**Task brief**
Nothing in the records should change; write them all out exactly.
───── Given data ─────
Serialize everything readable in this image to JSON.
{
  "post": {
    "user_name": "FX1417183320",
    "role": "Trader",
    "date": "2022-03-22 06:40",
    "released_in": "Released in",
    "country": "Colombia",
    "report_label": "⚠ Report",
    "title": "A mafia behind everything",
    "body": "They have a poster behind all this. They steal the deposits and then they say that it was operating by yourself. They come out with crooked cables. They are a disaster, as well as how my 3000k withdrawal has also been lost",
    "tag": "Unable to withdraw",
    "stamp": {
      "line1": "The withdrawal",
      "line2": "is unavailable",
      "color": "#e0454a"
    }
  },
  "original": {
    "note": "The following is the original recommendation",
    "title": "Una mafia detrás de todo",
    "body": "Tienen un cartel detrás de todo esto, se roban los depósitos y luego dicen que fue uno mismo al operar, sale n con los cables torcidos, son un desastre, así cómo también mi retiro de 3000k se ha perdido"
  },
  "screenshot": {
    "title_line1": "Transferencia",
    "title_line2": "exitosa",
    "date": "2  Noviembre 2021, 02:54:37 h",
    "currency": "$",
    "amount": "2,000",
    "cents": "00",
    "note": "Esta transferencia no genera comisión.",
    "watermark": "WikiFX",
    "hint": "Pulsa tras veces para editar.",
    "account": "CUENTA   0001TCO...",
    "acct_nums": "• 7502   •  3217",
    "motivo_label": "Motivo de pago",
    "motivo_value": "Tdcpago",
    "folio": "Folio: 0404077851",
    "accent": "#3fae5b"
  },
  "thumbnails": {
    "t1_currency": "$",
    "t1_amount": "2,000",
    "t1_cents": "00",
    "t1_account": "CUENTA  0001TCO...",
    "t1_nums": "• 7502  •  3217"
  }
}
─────
**Solution below**
Serialize everything readable in this image to JSON.
{
  "post": {
    "user_name": "FX1417183320",
    "role": "Trader",
    "date": "2022-03-22 06:40",
    "released_in": "Released in",
    "country": "Colombia",
    "report_label": "⚠ Report",
    "title": "A mafia behind everything",
    "body": "They have a poster behind all this. They steal the deposits and then they say that it was operating by yourself. They come out with crooked cables. They are a disaster, as well as how my 3000k withdrawal has also been lost",
    "tag": "Unable to withdraw",
    "stamp": {
      "line1": "The withdrawal",
      "line2": "is unavailable",
      "color": "#e0454a"
    }
  },
  "original": {
    "note": "The following is the original recommendation",
    "title": "Una mafia detrás de todo",
    "body": "Tienen un cartel detrás de todo esto, se roban los depósitos y luego dicen que fue uno mismo al operar, sale n con los cables torcidos, son un desastre, así cómo también mi retiro de 3000k se ha perdido"
  },
  "screenshot": {
    "title_line1": "Transferencia",
    "title_line2": "exitosa",
    "date": "2  Noviembre 2021, 02:54:37 h",
    "currency": "$",
    "amount": "2,000",
    "cents": "00",
    "note": "Esta transferencia no genera comisión.",
    "watermark": "WikiFX",
    "hint": "Pulsa tras veces para editar.",
    "account": "CUENTA   0001TCO...",
    "acct_nums": "• 7502   •  3217",
    "motivo_label": "Motivo de pago",
    "motivo_value": "Tdcpago",
    "folio": "Folio: 0404077851",
    "accent": "#3fae5b"
  },
  "thumbnails": {
    "t1_currency": "$",
    "t1_amount": "2,000",
    "t1_cents": "00",
    "t1_account": "CUENTA  0001TCO...",
    "t1_nums": "• 7502  •  3217"
  }
}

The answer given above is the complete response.